If you are a complete beginner, learn hiragana and katakana before you do anything else, and learn them well. That should really be your first step.
If you can't get a class in RL, I'd recommend the website Textfugu. Sadly it has a price, but I tell you, it's absolutely not a scam (like Rosetta Stone, what a waste!) and totally worth it. It is a site specifically made for self teachers. And some lessons are free, so you can browse a bit and see if it's for you.
Up until a few weeks, I would've recommended smart.fm to practice vocabulary, but they lost my trust after they shut down the free site and took all my vocab lists I took hours to write to a new webspace that has a fee. So I'd say use the programme Anki for vocab and kanji training (it's free).
Once you know your way around a bit and can write a few sentences, open an account on Lang-8 (also free). You'd be writing a blog there, in the language you'd like to learn. Then, the people who speak the language as their native tongue read your entries and correct them.

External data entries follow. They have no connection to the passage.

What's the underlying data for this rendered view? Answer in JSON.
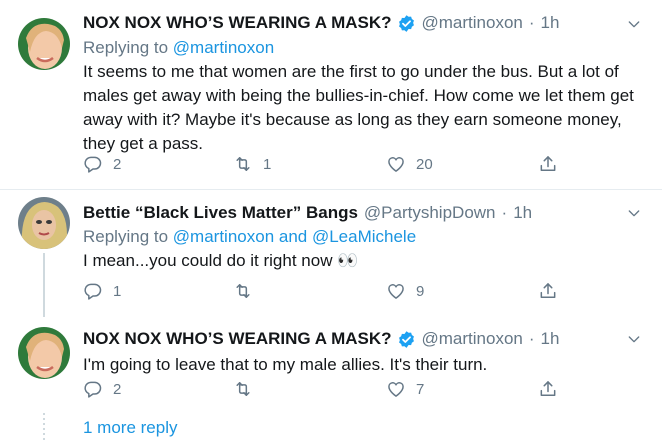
{
  "tweets": [
    {
      "name": "NOX NOX WHO’S WEARING A MASK?",
      "verified": true,
      "handle": "@martinoxon",
      "separator": "·",
      "time": "1h",
      "replying_prefix": "Replying to",
      "replying_to": "@martinoxon",
      "text": "It seems to me that women are the first to go under the bus. But a lot of males get away with being the bullies-in-chief. How come we let them get away with it? Maybe it's because as long as they earn someone money, they get a pass.",
      "replies": "2",
      "retweets": "1",
      "likes": "20"
    },
    {
      "name": "Bettie “Black Lives Matter” Bangs",
      "verified": false,
      "handle": "@PartyshipDown",
      "separator": "·",
      "time": "1h",
      "replying_prefix": "Replying to",
      "replying_to": "@martinoxon and @LeaMichele",
      "text": "I mean...you could do it right now 👀",
      "replies": "1",
      "retweets": "",
      "likes": "9"
    },
    {
      "name": "NOX NOX WHO’S WEARING A MASK?",
      "verified": true,
      "handle": "@martinoxon",
      "separator": "·",
      "time": "1h",
      "text": "I'm going to leave that to my male allies. It's their turn.",
      "replies": "2",
      "retweets": "",
      "likes": "7"
    }
  ],
  "more_replies": "1 more reply",
  "colors": {
    "link": "#1b95e0",
    "muted": "#657786",
    "text": "#14171a",
    "verified": "#1da1f2"
  },
  "icons": [
    "reply-icon",
    "retweet-icon",
    "like-icon",
    "share-icon",
    "verified-icon",
    "chevron-down-icon"
  ]
}
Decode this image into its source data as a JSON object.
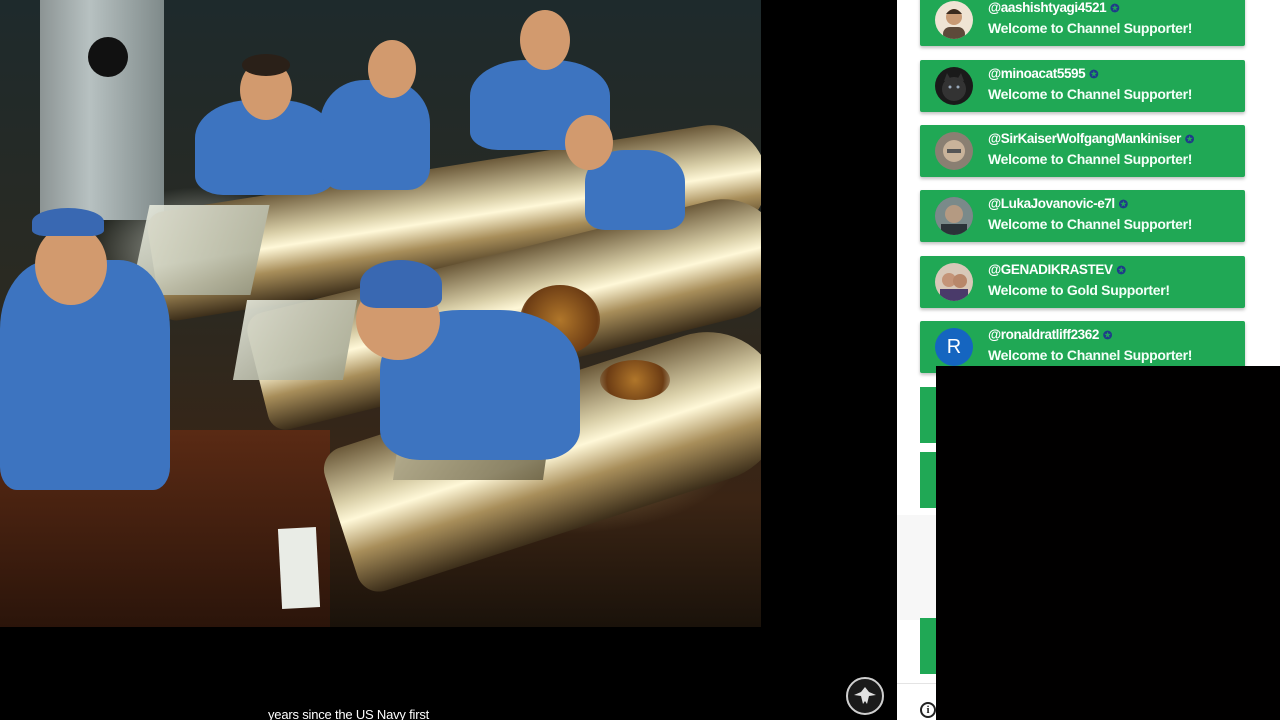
{
  "video": {
    "caption": "years since the US Navy first"
  },
  "chat": {
    "messages": [
      {
        "username": "@aashishtyagi4521",
        "text": "Welcome to Channel Supporter!",
        "avatar": "photo-avatar",
        "avatar_color": "#f0e6d8"
      },
      {
        "username": "@minoacat5595",
        "text": "Welcome to Channel Supporter!",
        "avatar": "photo-avatar",
        "avatar_color": "#1a1a1a"
      },
      {
        "username": "@SirKaiserWolfgangMankiniser",
        "text": "Welcome to Channel Supporter!",
        "avatar": "photo-avatar",
        "avatar_color": "#8a7f72"
      },
      {
        "username": "@LukaJovanovic-e7l",
        "text": "Welcome to Channel Supporter!",
        "avatar": "photo-avatar",
        "avatar_color": "#55656a"
      },
      {
        "username": "@GENADIKRASTEV",
        "text": "Welcome to Gold Supporter!",
        "avatar": "photo-avatar",
        "avatar_color": "#b9a08a"
      },
      {
        "username": "@ronaldratliff2362",
        "text": "Welcome to Channel Supporter!",
        "avatar": "letter-avatar",
        "avatar_letter": "R",
        "avatar_color": "#1565c0"
      }
    ],
    "badge_icon": "member-badge-icon",
    "message_color": "#20a855"
  }
}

All of this of course is no good when you wanna learn how to talk to people. Watching Japanese shows definitely helps, a lot, and there's lots woth English subtitles around nowadays. Without a real person to talk to, though, it'll be hard. So if you really can't find a real life teacher, try EduFire. It's a website chuck full of online tutors, who'll work with you one on one at the level you're at. There's even reviews from students so you know which tutor is good. But of course, them tutors wants to get payed.
Last edited by Tanne; May 01, 2011 at 11:27 AM.

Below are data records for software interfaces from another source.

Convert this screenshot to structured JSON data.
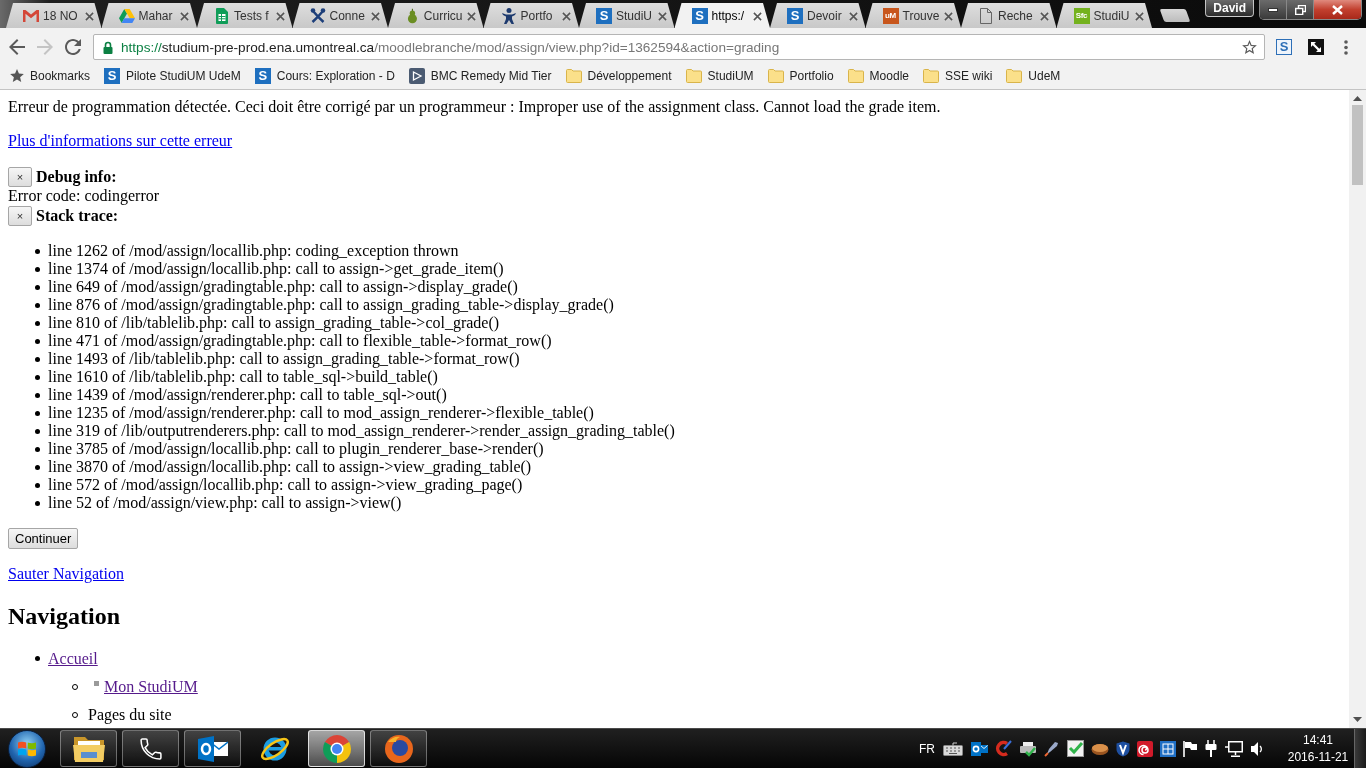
{
  "window": {
    "user": "David"
  },
  "tabs": [
    {
      "title": "18 NO",
      "kind": "mail",
      "selected": false
    },
    {
      "title": "Mahar",
      "kind": "drive",
      "selected": false
    },
    {
      "title": "Tests f",
      "kind": "sheet",
      "selected": false
    },
    {
      "title": "Conne",
      "kind": "tools",
      "selected": false
    },
    {
      "title": "Curricu",
      "kind": "gourd",
      "selected": false
    },
    {
      "title": "Portfo",
      "kind": "people",
      "selected": false
    },
    {
      "title": "StudiU",
      "kind": "letter",
      "logo_text": "S",
      "color": "#1e6fbf",
      "selected": false
    },
    {
      "title": "https:/",
      "kind": "letter",
      "logo_text": "S",
      "color": "#1e6fbf",
      "selected": true
    },
    {
      "title": "Devoir",
      "kind": "letter",
      "logo_text": "S",
      "color": "#1e6fbf",
      "selected": false
    },
    {
      "title": "Trouve",
      "kind": "letter",
      "logo_text": "uM",
      "color": "#c8561c",
      "selected": false
    },
    {
      "title": "Reche",
      "kind": "page",
      "selected": false
    },
    {
      "title": "StudiU",
      "kind": "letter",
      "logo_text": "Sfc",
      "color": "#74b21e",
      "selected": false
    }
  ],
  "toolbar": {
    "back_disabled": false,
    "forward_disabled": true,
    "address": {
      "scheme": "https://",
      "host": "studium-pre-prod.ena.umontreal.ca",
      "path": "/moodlebranche/mod/assign/view.php?id=1362594&action=grading"
    },
    "bookmarked": false,
    "extension_logo_text": "S"
  },
  "bookmarks": [
    {
      "label": "Bookmarks",
      "kind": "star"
    },
    {
      "label": "Pilote StudiUM UdeM",
      "kind": "letter",
      "logo_text": "S"
    },
    {
      "label": "Cours: Exploration - D",
      "kind": "letter",
      "logo_text": "S"
    },
    {
      "label": "BMC Remedy Mid Tier",
      "kind": "app"
    },
    {
      "label": "Développement",
      "kind": "folder"
    },
    {
      "label": "StudiUM",
      "kind": "folder"
    },
    {
      "label": "Portfolio",
      "kind": "folder"
    },
    {
      "label": "Moodle",
      "kind": "folder"
    },
    {
      "label": "SSE wiki",
      "kind": "folder"
    },
    {
      "label": "UdeM",
      "kind": "folder"
    }
  ],
  "page": {
    "error_message": "Erreur de programmation détectée. Ceci doit être corrigé par un programmeur : Improper use of the assignment class. Cannot load the grade item.",
    "more_info_link": {
      "label": "Plus d'informations sur cette erreur",
      "visited": false
    },
    "debug": {
      "toggle": "×",
      "title": "Debug info:",
      "text": "Error code: codingerror"
    },
    "stack": {
      "toggle": "×",
      "title": "Stack trace:",
      "lines": [
        "line 1262 of /mod/assign/locallib.php: coding_exception thrown",
        "line 1374 of /mod/assign/locallib.php: call to assign->get_grade_item()",
        "line 649 of /mod/assign/gradingtable.php: call to assign->display_grade()",
        "line 876 of /mod/assign/gradingtable.php: call to assign_grading_table->display_grade()",
        "line 810 of /lib/tablelib.php: call to assign_grading_table->col_grade()",
        "line 471 of /mod/assign/gradingtable.php: call to flexible_table->format_row()",
        "line 1493 of /lib/tablelib.php: call to assign_grading_table->format_row()",
        "line 1610 of /lib/tablelib.php: call to table_sql->build_table()",
        "line 1439 of /mod/assign/renderer.php: call to table_sql->out()",
        "line 1235 of /mod/assign/renderer.php: call to mod_assign_renderer->flexible_table()",
        "line 319 of /lib/outputrenderers.php: call to mod_assign_renderer->render_assign_grading_table()",
        "line 3785 of /mod/assign/locallib.php: call to plugin_renderer_base->render()",
        "line 3870 of /mod/assign/locallib.php: call to assign->view_grading_table()",
        "line 572 of /mod/assign/locallib.php: call to assign->view_grading_page()",
        "line 52 of /mod/assign/view.php: call to assign->view()"
      ]
    },
    "continue_button": "Continuer",
    "skip_link": {
      "label": "Sauter Navigation",
      "visited": false
    },
    "nav_heading": "Navigation",
    "nav": [
      {
        "label": "Accueil",
        "kind": "link",
        "visited": true,
        "children": [
          {
            "label": "Mon StudiUM",
            "kind": "iconlink",
            "visited": true
          },
          {
            "label": "Pages du site",
            "kind": "text"
          }
        ]
      }
    ]
  },
  "taskbar": {
    "apps": [
      {
        "kind": "files",
        "running": true,
        "selected": false
      },
      {
        "kind": "phone",
        "running": true,
        "selected": false
      },
      {
        "kind": "mail",
        "running": true,
        "selected": false
      },
      {
        "kind": "ie",
        "running": false,
        "selected": false
      },
      {
        "kind": "chrome",
        "running": true,
        "selected": true
      },
      {
        "kind": "firefox",
        "running": true,
        "selected": false
      }
    ],
    "language": "FR",
    "time": "14:41",
    "date": "2016-11-21"
  }
}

I took classroom lessons, helped me alot...yet at the same time it was hard to pay attention, maybe it was my ADD but really just reading manga and anime along with self taught sites, but you need to practice daily and want to learn, with that you should be fine.
I learnt it by simply watching anime. this process took me a year of watching subs before I finally started to be able to point out mistakes in the subs. I dunno whether this helps, but try go to Japan for a holiday
The hiragana and katagana is pure memorization unfortunately. However, I somehow started with romanji. I recommend not to do that because it makes everything pretty difficult.
As for learning kanji, it wasn't really that difficult, i may not know exactly how to read it, but I can understand it since I also know chinese. If you know chinese i really helps memorizing the kanji since a lot of the words are the same.
Basically if you know chinese you are pretty much prepared to learn Japanese. Chinese and English were my first languages, and then I learnt Japanese as a hobby. I can currently translate stuff that people say, im not so good with the reading though so i like to read Japanese blog posts of voice actors from an anime I like (they say really interesting things) But if you want formal you can just buy a japense book. If your willing to pay, then you can get a tutor, but since i am a cheapskate, I had to self learn.
Last edited by TunaSFX; May 23, 2011 at 05:45 AM.
Like many have said watching anime/jdrama and listening to japanese music has helped me with learning the language. I've also used a site called japanesepod101.com, there are primium versions where they give you transcriptions on the podcasts but i just download the free ones to get used to hearing the language being spoken. Also some books that i've used while i was taking college courses were the Genki series which is pretty good, details a lot of the grammar points, and the Japanese for Dummies book. They can't teach you everything but they provided a good basis for me when i was trying to learn it on my own. hope this helps!